What to produce:
Copy out the entries that follow, exactly as written.

Stored dataset items:
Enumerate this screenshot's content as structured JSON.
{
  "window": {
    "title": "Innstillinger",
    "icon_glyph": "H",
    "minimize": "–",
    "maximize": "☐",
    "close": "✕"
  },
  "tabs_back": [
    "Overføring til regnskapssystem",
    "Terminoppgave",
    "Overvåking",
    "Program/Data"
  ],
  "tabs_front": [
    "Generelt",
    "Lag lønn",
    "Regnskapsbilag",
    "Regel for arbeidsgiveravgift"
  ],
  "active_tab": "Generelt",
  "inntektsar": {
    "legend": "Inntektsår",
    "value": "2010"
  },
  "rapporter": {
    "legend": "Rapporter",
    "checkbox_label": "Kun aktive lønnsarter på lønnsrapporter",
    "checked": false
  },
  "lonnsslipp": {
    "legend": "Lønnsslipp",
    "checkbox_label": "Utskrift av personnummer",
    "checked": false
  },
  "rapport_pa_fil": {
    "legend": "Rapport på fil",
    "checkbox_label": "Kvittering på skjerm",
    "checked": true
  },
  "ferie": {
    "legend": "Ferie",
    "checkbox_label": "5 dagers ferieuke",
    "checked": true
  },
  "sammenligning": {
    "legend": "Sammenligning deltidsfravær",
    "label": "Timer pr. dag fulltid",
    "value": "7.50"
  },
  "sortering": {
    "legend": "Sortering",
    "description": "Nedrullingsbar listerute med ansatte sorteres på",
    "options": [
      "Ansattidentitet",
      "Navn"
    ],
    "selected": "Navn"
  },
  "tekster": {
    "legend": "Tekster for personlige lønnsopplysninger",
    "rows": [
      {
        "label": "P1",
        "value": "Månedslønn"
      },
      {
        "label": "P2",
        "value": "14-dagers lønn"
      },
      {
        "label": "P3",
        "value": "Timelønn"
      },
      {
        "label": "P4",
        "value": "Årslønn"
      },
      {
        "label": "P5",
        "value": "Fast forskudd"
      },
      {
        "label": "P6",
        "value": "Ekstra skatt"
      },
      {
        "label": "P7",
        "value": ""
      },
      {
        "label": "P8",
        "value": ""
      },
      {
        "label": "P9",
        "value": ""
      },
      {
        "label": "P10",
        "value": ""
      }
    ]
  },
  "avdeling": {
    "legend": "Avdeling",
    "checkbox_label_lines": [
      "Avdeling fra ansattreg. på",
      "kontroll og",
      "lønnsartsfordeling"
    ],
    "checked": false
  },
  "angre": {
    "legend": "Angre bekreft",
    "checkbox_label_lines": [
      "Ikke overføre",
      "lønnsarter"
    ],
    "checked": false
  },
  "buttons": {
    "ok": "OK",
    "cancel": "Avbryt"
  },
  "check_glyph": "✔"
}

Task output:
Enumerate this screenshot's content as structured JSON.
{
  "window": {
    "title": "Innstillinger",
    "icon_glyph": "H",
    "minimize": "–",
    "maximize": "☐",
    "close": "✕"
  },
  "tabs_back": [
    "Overføring til regnskapssystem",
    "Terminoppgave",
    "Overvåking",
    "Program/Data"
  ],
  "tabs_front": [
    "Generelt",
    "Lag lønn",
    "Regnskapsbilag",
    "Regel for arbeidsgiveravgift"
  ],
  "active_tab": "Generelt",
  "inntektsar": {
    "legend": "Inntektsår",
    "value": "2010"
  },
  "rapporter": {
    "legend": "Rapporter",
    "checkbox_label": "Kun aktive lønnsarter på lønnsrapporter",
    "checked": false
  },
  "lonnsslipp": {
    "legend": "Lønnsslipp",
    "checkbox_label": "Utskrift av personnummer",
    "checked": false
  },
  "rapport_pa_fil": {
    "legend": "Rapport på fil",
    "checkbox_label": "Kvittering på skjerm",
    "checked": true
  },
  "ferie": {
    "legend": "Ferie",
    "checkbox_label": "5 dagers ferieuke",
    "checked": true
  },
  "sammenligning": {
    "legend": "Sammenligning deltidsfravær",
    "label": "Timer pr. dag fulltid",
    "value": "7.50"
  },
  "sortering": {
    "legend": "Sortering",
    "description": "Nedrullingsbar listerute med ansatte sorteres på",
    "options": [
      "Ansattidentitet",
      "Navn"
    ],
    "selected": "Navn"
  },
  "tekster": {
    "legend": "Tekster for personlige lønnsopplysninger",
    "rows": [
      {
        "label": "P1",
        "value": "Månedslønn"
      },
      {
        "label": "P2",
        "value": "14-dagers lønn"
      },
      {
        "label": "P3",
        "value": "Timelønn"
      },
      {
        "label": "P4",
        "value": "Årslønn"
      },
      {
        "label": "P5",
        "value": "Fast forskudd"
      },
      {
        "label": "P6",
        "value": "Ekstra skatt"
      },
      {
        "label": "P7",
        "value": ""
      },
      {
        "label": "P8",
        "value": ""
      },
      {
        "label": "P9",
        "value": ""
      },
      {
        "label": "P10",
        "value": ""
      }
    ]
  },
  "avdeling": {
    "legend": "Avdeling",
    "checkbox_label_lines": [
      "Avdeling fra ansattreg. på",
      "kontroll og",
      "lønnsartsfordeling"
    ],
    "checked": false
  },
  "angre": {
    "legend": "Angre bekreft",
    "checkbox_label_lines": [
      "Ikke overføre",
      "lønnsarter"
    ],
    "checked": false
  },
  "buttons": {
    "ok": "OK",
    "cancel": "Avbryt"
  },
  "check_glyph": "✔"
}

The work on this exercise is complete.